Data records for software interfaces:
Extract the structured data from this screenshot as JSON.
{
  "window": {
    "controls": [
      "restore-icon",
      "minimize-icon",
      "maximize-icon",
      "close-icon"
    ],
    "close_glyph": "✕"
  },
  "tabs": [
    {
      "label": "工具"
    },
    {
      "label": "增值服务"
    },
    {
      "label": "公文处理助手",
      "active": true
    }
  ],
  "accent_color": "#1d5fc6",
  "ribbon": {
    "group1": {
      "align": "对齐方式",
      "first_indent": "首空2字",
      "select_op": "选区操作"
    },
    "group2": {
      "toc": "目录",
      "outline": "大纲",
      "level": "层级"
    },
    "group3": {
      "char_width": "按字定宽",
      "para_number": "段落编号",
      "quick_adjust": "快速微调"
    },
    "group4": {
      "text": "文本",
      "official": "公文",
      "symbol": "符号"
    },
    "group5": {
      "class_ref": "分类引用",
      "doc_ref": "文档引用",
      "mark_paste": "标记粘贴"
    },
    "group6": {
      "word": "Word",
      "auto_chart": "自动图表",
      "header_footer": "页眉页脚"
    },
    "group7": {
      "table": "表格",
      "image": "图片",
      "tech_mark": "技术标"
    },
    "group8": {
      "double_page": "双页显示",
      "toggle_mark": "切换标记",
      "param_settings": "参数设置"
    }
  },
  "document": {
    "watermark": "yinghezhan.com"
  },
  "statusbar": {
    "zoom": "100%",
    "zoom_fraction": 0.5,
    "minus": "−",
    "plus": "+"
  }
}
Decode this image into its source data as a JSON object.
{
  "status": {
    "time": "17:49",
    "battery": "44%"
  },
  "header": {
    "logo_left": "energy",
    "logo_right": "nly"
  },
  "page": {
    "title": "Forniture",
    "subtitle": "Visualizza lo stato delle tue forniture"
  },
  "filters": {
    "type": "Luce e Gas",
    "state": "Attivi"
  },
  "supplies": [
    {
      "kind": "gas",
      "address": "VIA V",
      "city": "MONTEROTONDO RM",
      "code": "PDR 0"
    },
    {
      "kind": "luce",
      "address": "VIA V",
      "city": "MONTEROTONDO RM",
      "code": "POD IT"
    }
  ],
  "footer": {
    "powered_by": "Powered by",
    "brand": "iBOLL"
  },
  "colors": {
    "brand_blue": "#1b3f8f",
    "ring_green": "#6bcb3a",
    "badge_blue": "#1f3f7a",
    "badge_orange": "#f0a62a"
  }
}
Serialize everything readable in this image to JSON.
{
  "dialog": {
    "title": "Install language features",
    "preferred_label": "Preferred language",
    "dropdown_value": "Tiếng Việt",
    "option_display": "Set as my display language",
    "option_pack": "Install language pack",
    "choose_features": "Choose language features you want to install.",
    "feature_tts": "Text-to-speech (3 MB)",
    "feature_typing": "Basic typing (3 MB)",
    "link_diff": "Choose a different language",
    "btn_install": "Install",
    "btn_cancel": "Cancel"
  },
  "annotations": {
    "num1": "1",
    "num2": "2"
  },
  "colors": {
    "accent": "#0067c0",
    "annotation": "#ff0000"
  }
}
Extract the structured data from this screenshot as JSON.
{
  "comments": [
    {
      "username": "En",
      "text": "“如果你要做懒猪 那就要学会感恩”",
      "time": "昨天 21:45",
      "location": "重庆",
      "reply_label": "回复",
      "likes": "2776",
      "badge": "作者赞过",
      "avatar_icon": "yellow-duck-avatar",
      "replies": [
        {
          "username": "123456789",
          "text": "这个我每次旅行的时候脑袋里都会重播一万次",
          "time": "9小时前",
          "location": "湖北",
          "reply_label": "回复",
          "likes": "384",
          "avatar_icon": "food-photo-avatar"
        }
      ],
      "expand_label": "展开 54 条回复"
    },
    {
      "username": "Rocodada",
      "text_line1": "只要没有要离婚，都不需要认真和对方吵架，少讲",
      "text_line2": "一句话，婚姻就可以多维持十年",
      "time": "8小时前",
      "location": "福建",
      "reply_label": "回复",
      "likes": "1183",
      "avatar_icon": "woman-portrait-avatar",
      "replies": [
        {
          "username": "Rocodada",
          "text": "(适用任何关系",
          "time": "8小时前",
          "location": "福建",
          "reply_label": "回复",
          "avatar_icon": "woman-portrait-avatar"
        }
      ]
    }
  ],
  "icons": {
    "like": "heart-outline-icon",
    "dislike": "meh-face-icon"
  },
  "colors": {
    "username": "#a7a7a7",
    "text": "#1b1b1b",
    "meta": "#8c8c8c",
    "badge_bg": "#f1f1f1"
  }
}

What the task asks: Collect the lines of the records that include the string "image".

Finished exercise:
      "image": "图片",
Decode this image into its source data as a JSON object.
Serialize everything readable in this image to JSON.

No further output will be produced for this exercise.